4) In what also can be seen as a sign of political correctness (or increased egalitarianism), female versions (equivalents?) of St Nicholas as well as the more traditional males can be seen out and about on St Nicholas Day (on which my recent European vacation happened to have begun on!)

5) I'm not sure whether this is seen as forward-thinking or not but in Germany, children are allowed in bars and the sense I often got was that the brauhaus, especially those of the craft variety, are considered family friendly and look to be places where whole families are likely to go for a meal rather than just to drink and be merry.

6) Germans love their drink but don't seem to get drunk much or easily -- at least in the places I visited (which did include a number of brauhaus, and Christmas markets where lots of alcohol was being served!). I think one big reason for this is that, like with such as the Japanese (as opposed to the British), they tend to eat on occasions when they're drinking -- even if it's "just" a big pretzel!

7) Germany is full of surprises in terms of such as the kind of art to be found in religious buildngs, palaces and outdoor public spaces, the lack of tourists in some truly attractive towns* and -- I can hear my German friend screaming from thousands of miles re my stating this -- the number of sexy lingerie stores that can be found in many a town center!

8) One reason for Germany being full of surprises for the visitor is that many non-Germans don't realize that regional diversity exists in terms of such as the cuisine.  As my German friend said, what is often taken to be German food, culture, etc. outside of Germany is actually just Bavarian!

9) For much of its history, the part of Europe now known as Germany didn't have the borders that it currently does.  One consequence of this was that there has been more movement of people and populations around then is often realized, and ditto re their mixing.    

10) In more than one German town that I visited, it can be such a visual treat to stroll around the older sections that this museophile actually found myself often preferring to do that rather than check out a museum or more in the town! ;b

*I get the feeling that the stigma of Nazism continues to pervade many people's idea of Germany and that this is a not insignificant factor behind the country not attracting as many foreign tourists as would otherwise be expected.  Another possible factor is that people may think that it's expensive to visit.  I found neither to be the case -- with many of the Germans I met being friendly and welcoming (and also fluent in English), and food, drink and hotel prices to be quite a bit lower than Hong Kong, especially if you take into account the quality!

And for the record: this time around, the places in Germany that I visited included Ludwigshafen, Mannheim, Trier, Weinheim and Freiburg -- with a couple of days in neighboring Luxembourg thrown into the holiday equation. :)


Bill said...


Interesting observations on German life from your most recent trip. "Strolling" through these towns captured in your blog - they do appear in parts more like outdoor museums...Germany seems to rival Japan as a travel destination for you...I visited Germany long ago and memories of it have faded, but Mad Ludwig's castle in Bavaria is still vivid in my mind.


YTSL said...

Hi Bill --

I do enjoy visiting Germany as well as Japan.
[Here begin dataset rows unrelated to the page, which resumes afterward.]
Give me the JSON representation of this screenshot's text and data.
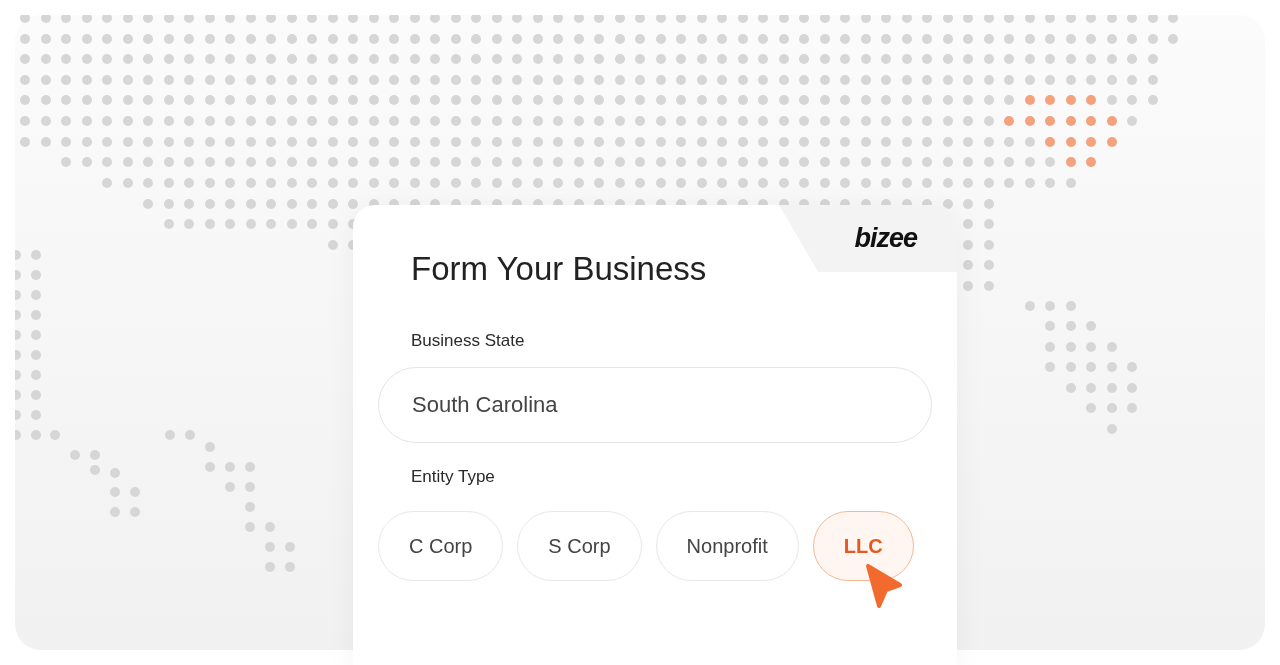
{
  "brand": {
    "logo": "bizee"
  },
  "title": "Form Your Business",
  "fields": [
    {
      "label": "Business State",
      "value": "South Carolina"
    }
  ],
  "entity": {
    "label": "Entity Type",
    "options": [
      {
        "label": "C Corp",
        "selected": false
      },
      {
        "label": "S Corp",
        "selected": false
      },
      {
        "label": "Nonprofit",
        "selected": false
      },
      {
        "label": "LLC",
        "selected": true
      }
    ]
  }
}
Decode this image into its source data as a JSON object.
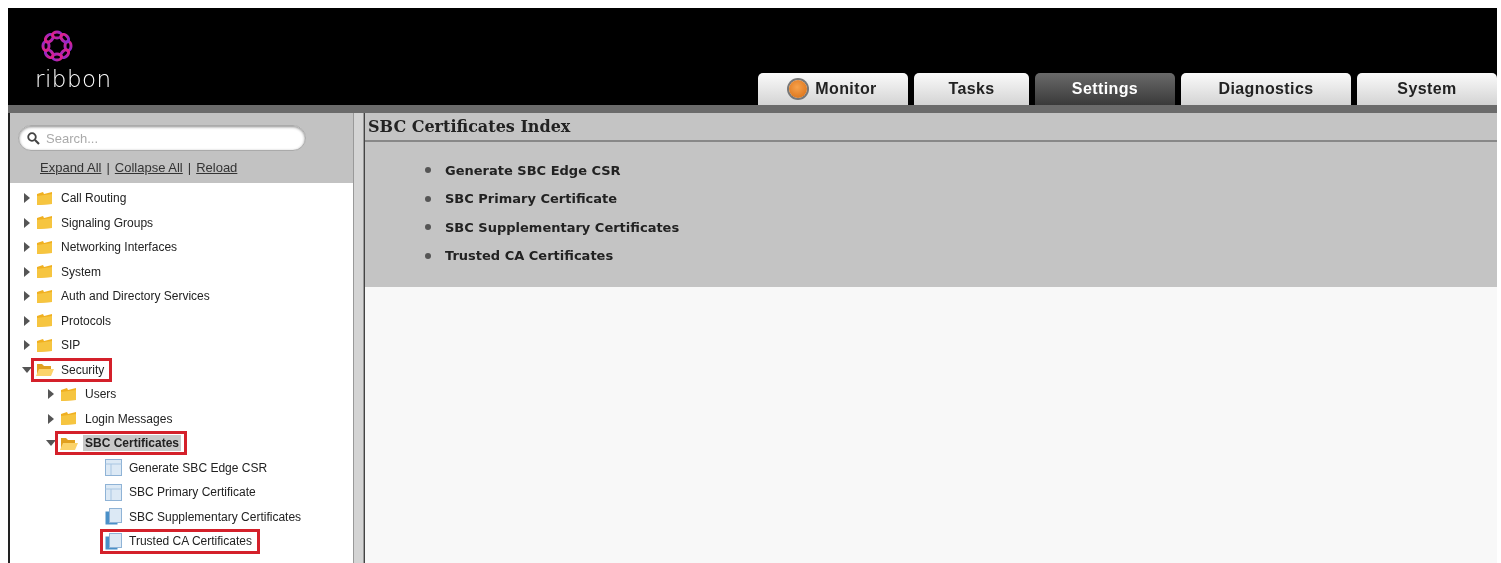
{
  "header": {
    "logo_text": "ribbon",
    "tabs": [
      {
        "label": "Monitor",
        "selected": false,
        "kind": "status"
      },
      {
        "label": "Tasks",
        "selected": false,
        "kind": "plain"
      },
      {
        "label": "Settings",
        "selected": true,
        "kind": "plain"
      },
      {
        "label": "Diagnostics",
        "selected": false,
        "kind": "plain"
      },
      {
        "label": "System",
        "selected": false,
        "kind": "plain"
      }
    ]
  },
  "sidebar": {
    "search": {
      "placeholder": "Search..."
    },
    "links": [
      "Expand All",
      "Collapse All",
      "Reload"
    ],
    "separator": "|",
    "tree": [
      {
        "label": "Call Routing",
        "kind": "folder",
        "expanded": false,
        "selected": false,
        "highlighted": false
      },
      {
        "label": "Signaling Groups",
        "kind": "folder",
        "expanded": false,
        "selected": false,
        "highlighted": false
      },
      {
        "label": "Networking Interfaces",
        "kind": "folder",
        "expanded": false,
        "selected": false,
        "highlighted": false
      },
      {
        "label": "System",
        "kind": "folder",
        "expanded": false,
        "selected": false,
        "highlighted": false
      },
      {
        "label": "Auth and Directory Services",
        "kind": "folder",
        "expanded": false,
        "selected": false,
        "highlighted": false
      },
      {
        "label": "Protocols",
        "kind": "folder",
        "expanded": false,
        "selected": false,
        "highlighted": false
      },
      {
        "label": "SIP",
        "kind": "folder",
        "expanded": false,
        "selected": false,
        "highlighted": false
      },
      {
        "label": "Security",
        "kind": "folder",
        "expanded": true,
        "selected": false,
        "highlighted": true,
        "children": [
          {
            "label": "Users",
            "kind": "folder",
            "expanded": false,
            "selected": false,
            "highlighted": false
          },
          {
            "label": "Login Messages",
            "kind": "folder",
            "expanded": false,
            "selected": false,
            "highlighted": false
          },
          {
            "label": "SBC Certificates",
            "kind": "folder",
            "expanded": true,
            "selected": true,
            "highlighted": true,
            "children": [
              {
                "label": "Generate SBC Edge CSR",
                "kind": "page",
                "selected": false,
                "highlighted": false
              },
              {
                "label": "SBC Primary Certificate",
                "kind": "page",
                "selected": false,
                "highlighted": false
              },
              {
                "label": "SBC Supplementary Certificates",
                "kind": "page-stack",
                "selected": false,
                "highlighted": false
              },
              {
                "label": "Trusted CA Certificates",
                "kind": "page-stack",
                "selected": false,
                "highlighted": true
              }
            ]
          }
        ]
      }
    ]
  },
  "main": {
    "title": "SBC Certificates Index",
    "links": [
      "Generate SBC Edge CSR",
      "SBC Primary Certificate",
      "SBC Supplementary Certificates",
      "Trusted CA Certificates"
    ]
  }
}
I've visited Germany four times now but, alas, have yet to visit Neuschwanstein. I'd love to check it out some day. For now, I've only been to Linderhof of Mad King Ludwig's castles -- on my first trip to Germany back in the summer of 1987 (so, yes, many years ago!)!

bluebalu said...

That's a very interesting post - as a German I enjoyed your series about visiting Germany and also your observations. I have to admit, I never encountered a Berliner Brezn, but then I'm from the South (Munich) and we have different culinary highlights! And it is so true that the German restaurants outside Germany should be called 'Bavarian' as that's what 95% of them really are... Best wishes, Ruth

YTSL said...

Hi bluebalu/Ruth --

I'm happy to hear that a German enjoyed my Germany blog posts and found this one interesting. BTW, Munich was one of the places I visited on my very first trip to your contry -- back in the summer of 1987! :)